Despite a lull in fighting overnight, tensions remain high on the border between Armenia and Azerbaijan after days of skirmishes and a threat from Baku that it is capable of targeting nuclear power stations.
Armenia's Defense Ministry said on July 17 that the situation along the northeastern part of the border was "relatively calm" through the night, and that Armenian Armed Forces were "firmly in control of the situation along the entire border."
The Azerbaijani Defense Ministry says that tensions boiled over after the Armenian military attempted an artillery attack on Azerbaijan’s positions along the border on July 12. According to the ministry, 11 military servicemen have been killed.
The Armenian Defense Ministry, in turn, has blamed a breakthrough attempt by the Azerbaijani army on the border. According to Armenia, four of its troops have been killed and ten suffered wounds.
Despite the relative calm over the past 24 hours, Azerbaijan on July 16 issued a statement that reflected the potential for the conflict's escalation, warning it could strike Armenia's nuclear power plant if Armenian forces launched an attack on a strategic water reservoir in Azerbaijan.
“The Armenian side must not forget that the state-of-the-art missile systems our army has are capable of launching a precision strike on the Metsamor nuclear power plant, and that would be a huge tragedy for Armenia,” Azerbaijani Defense Ministry spokesman Vagif Dargyakhly said in the statement.
Armenia's Soviet-built nuclear power plant is located close to the border with Turkey, a close ally of Azerbaijan.
Armenian military spokesman Artsrun Hovhannisyan said Armenia had brought the Azerbaijani statement to the attention of its international partners and expects them to strongly condemn it.
He added that Armenian officials have never made threats to strike civilian facilities in Azerbaijan.
Armenia's Foreign Ministry, meanwhile, denounced the Azerbaijani threat as “genocidal.”
Earlier on July 16, the Armenian military claimed to have thwarted a pre-dawn Azerbaijani raid on one of its border posts in the northeastern Tavush district.
“After a fierce gun battle the enemy was repelled, suffering casualties,” Stepanian said, adding that Azerbaijani forces then began shelling two Armenian border villages with mortars and howitzers.
Stepanian also claimed that Armenian forces destroyed an Azerbaijani tank and struck “artillery and mortar positions that were shelling our settlements and positions.”

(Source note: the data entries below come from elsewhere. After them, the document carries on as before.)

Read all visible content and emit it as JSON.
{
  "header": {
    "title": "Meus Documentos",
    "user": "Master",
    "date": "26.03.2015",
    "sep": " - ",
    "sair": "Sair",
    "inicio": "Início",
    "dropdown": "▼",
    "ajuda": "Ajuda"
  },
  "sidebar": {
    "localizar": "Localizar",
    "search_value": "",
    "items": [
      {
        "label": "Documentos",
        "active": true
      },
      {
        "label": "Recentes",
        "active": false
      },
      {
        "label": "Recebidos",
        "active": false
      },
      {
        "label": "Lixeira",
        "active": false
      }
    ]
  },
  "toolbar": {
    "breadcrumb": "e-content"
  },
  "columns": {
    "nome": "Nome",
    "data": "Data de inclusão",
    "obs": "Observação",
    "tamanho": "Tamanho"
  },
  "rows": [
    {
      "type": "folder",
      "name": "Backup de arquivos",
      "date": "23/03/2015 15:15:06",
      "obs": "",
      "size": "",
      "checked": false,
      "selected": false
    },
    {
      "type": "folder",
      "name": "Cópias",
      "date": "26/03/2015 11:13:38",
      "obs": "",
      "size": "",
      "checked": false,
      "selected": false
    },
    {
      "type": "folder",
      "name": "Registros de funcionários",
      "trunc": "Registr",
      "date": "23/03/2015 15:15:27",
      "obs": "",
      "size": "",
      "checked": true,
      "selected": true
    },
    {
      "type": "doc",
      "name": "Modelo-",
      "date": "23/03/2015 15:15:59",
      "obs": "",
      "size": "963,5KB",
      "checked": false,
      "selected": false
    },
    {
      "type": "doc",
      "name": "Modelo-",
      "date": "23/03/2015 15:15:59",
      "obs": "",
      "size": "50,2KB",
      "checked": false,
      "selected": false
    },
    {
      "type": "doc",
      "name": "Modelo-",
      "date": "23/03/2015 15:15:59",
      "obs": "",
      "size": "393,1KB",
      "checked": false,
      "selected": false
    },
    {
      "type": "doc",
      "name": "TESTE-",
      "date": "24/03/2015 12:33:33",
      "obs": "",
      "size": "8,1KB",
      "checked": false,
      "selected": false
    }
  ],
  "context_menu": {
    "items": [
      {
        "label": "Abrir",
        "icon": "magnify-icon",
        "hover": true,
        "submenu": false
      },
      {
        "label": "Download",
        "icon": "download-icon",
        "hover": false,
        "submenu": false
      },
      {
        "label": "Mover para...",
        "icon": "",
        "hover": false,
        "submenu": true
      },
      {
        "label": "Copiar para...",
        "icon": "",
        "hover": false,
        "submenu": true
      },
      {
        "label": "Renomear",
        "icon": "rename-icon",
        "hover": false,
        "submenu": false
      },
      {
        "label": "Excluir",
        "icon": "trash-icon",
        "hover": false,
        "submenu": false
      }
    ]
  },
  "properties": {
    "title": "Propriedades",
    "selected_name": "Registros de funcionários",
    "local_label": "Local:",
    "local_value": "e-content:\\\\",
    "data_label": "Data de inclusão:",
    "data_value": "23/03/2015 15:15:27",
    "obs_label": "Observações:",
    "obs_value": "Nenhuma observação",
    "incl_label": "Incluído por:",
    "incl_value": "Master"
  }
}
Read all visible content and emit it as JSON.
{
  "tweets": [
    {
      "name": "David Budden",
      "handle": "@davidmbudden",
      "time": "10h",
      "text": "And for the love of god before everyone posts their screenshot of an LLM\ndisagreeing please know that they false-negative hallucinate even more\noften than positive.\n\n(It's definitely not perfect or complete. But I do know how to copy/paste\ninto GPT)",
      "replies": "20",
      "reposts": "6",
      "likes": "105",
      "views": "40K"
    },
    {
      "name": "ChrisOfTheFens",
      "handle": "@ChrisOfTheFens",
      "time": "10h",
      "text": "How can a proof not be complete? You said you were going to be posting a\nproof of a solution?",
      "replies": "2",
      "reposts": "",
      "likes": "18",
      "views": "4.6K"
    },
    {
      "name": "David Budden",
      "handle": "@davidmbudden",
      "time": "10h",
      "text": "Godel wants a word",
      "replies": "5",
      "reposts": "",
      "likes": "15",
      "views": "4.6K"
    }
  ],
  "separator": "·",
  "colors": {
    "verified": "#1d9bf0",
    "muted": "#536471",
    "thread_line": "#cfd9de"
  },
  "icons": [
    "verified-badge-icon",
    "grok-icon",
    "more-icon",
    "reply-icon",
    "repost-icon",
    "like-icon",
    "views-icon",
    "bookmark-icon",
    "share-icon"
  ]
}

Stepanian also said that Armenian Defense Minister Davit Tonoyan talked to Andrzej Kasprzyk, the head of an OSCE mission monitoring the cease-fire in the Nagorno-Karabakh conflict zone, briefing him on the latest escalation.
The Azerbaijani Defense Ministry on July 16 accused Armenian forces of attacking its frontline troops and shelling Azerbaijani villages in the Tovuz district bordering Tavush. It gave no details.
The two neighbors fought a war in 1988-1994 over the disputed Nagorno-Karabakh region.
Nagorno-Karabakh and seven adjacent districts of Azerbaijan were seized by Armenian-backed separatists who declared independence amid a 1988-1994 conflict that killed at least 30,000 people and displaced hundreds of thousands.
Since a fragile, Russian-brokered truce in 1994, the region has been under the control of ethnic Armenian forces that Azerbaijan says include troops supplied by Armenia. The region's claim to independence has not been recognized by any country.
Since then, periodic skirmishes have taken place in the region.
Russia, the United States, and France are the co-chairs of the Minsk Group of the Organization for Security and Cooperation in Europe (OSCE), which acts as a mediator in resolving the crisis. The group has been struggling for years to mediate a solution.
On July 15, the Minsk Group urged the parties to “make every effort to continue de-escalation.”
"The Co-Chairs welcomed the confirmation of the Foreign Ministers of Armenia and Azerbaijan to hold substantive negotiations on crucial aspects of a Nagorno-Karabakh settlement as soon as possible and emphasized the importance of returning OSCE monitors to the region as soon as circumstances allow," said the statement issued late on July 15.
In a joint statement on July 17, U.S. Senator Bob Menendez (Democrat-New Jersey), ranking member of the U.S. Senate Foreign Relations Committee, and Senator Cory Booker (Democrat-New Jersey), urged "a stop to the fighting" along the Armenia-Azerbaijan border and an "immediate resumption of peace talks."
The two senators also accused Azerbaijan of having chosen "a path of violence instead of the peaceful, negotiated process spearheaded by the OSCE Minsk Group," and called on the administration of U.S. President Donald Trump to "immediately halt" U.S. military assistance to the Azerbaijani government.
"Providing nearly $120 million in security assistance to a regime that flouts a peace process cochaired by the U.S. is absurd," according to Menendez and Booker.